_Material shown:_
+ + +
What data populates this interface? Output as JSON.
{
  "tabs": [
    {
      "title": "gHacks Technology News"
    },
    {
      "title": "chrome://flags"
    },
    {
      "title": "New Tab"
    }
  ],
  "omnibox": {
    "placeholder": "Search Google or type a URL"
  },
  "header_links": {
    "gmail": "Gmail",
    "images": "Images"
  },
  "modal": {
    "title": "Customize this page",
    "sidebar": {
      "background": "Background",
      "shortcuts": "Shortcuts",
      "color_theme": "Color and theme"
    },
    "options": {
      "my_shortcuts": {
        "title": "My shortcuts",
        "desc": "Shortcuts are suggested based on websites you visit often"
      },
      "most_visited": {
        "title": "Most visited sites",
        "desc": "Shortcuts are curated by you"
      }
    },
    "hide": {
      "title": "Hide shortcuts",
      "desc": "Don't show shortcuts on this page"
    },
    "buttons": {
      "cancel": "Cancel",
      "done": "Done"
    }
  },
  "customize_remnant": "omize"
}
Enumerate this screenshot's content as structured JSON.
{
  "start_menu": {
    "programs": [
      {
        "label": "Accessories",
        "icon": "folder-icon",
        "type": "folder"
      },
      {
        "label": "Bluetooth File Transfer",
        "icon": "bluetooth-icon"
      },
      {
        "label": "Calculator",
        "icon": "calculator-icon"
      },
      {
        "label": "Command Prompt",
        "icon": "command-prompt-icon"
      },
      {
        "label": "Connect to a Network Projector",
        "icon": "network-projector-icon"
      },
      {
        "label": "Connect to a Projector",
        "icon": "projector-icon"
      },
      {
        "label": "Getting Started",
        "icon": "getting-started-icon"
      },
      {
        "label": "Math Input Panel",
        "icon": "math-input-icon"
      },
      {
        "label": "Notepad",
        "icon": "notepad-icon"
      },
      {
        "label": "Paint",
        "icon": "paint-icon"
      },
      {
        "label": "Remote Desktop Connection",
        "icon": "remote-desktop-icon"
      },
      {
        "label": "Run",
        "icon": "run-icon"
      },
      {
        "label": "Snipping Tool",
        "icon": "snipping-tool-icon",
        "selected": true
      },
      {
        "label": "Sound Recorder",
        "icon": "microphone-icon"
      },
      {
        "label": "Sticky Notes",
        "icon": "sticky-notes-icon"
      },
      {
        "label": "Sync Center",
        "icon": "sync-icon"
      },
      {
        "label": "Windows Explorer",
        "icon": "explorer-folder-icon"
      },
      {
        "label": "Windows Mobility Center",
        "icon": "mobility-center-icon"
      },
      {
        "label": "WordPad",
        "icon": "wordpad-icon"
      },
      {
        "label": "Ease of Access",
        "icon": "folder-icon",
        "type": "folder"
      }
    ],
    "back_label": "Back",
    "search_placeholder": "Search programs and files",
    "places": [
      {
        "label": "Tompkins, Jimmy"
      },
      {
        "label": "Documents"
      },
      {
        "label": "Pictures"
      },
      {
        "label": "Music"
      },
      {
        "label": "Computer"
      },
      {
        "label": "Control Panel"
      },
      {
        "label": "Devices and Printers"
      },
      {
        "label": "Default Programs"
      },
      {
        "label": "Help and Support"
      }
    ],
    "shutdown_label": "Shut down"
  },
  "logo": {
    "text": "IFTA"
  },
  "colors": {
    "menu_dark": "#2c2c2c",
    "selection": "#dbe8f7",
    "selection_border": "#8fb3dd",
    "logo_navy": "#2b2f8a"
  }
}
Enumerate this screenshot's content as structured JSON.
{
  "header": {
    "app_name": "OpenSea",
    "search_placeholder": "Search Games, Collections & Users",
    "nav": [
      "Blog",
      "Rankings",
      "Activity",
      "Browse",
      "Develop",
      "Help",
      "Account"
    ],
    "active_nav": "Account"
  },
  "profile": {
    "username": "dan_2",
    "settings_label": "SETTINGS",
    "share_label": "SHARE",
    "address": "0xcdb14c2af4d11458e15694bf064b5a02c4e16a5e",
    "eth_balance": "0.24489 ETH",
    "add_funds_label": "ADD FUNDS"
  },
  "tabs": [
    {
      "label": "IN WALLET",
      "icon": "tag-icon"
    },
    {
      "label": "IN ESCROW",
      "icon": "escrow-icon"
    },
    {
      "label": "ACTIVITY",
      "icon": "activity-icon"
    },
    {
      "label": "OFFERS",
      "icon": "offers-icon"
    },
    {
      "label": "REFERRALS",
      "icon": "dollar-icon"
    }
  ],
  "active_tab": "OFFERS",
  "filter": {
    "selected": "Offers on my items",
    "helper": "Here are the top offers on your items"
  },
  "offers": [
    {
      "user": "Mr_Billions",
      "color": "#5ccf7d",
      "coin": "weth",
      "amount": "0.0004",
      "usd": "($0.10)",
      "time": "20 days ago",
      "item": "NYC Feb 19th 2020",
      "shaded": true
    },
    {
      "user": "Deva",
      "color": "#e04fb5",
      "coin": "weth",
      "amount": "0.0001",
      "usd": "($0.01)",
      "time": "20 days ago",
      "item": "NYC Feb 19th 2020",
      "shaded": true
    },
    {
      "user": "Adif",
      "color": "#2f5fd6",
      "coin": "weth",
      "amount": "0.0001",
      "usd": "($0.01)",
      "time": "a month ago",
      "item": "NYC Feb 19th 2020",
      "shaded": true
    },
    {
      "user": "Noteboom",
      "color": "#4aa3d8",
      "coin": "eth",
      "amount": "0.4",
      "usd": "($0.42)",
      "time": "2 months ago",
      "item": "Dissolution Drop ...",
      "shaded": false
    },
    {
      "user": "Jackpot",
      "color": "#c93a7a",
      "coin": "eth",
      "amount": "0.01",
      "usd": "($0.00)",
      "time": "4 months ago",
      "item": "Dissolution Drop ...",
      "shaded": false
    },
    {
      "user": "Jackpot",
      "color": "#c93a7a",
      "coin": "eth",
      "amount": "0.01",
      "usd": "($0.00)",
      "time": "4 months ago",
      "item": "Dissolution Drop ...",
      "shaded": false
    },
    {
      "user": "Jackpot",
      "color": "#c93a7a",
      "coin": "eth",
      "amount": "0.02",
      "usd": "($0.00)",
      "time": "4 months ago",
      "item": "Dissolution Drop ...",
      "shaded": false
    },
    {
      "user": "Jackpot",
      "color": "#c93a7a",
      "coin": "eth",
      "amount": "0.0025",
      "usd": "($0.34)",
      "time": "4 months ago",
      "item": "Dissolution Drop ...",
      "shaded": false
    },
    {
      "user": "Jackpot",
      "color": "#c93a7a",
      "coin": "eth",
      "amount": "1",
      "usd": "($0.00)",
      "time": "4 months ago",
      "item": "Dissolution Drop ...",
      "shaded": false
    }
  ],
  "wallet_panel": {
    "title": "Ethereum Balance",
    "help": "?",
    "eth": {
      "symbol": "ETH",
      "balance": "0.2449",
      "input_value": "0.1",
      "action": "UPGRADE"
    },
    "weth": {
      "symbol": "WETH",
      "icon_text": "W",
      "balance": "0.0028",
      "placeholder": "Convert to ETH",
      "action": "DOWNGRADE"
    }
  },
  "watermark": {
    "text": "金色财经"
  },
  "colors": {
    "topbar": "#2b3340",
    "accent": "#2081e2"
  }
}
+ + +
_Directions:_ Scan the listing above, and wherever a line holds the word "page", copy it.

_Solution to the exercise:_
    "title": "Customize this page",
      "desc": "Don't show shortcuts on this page"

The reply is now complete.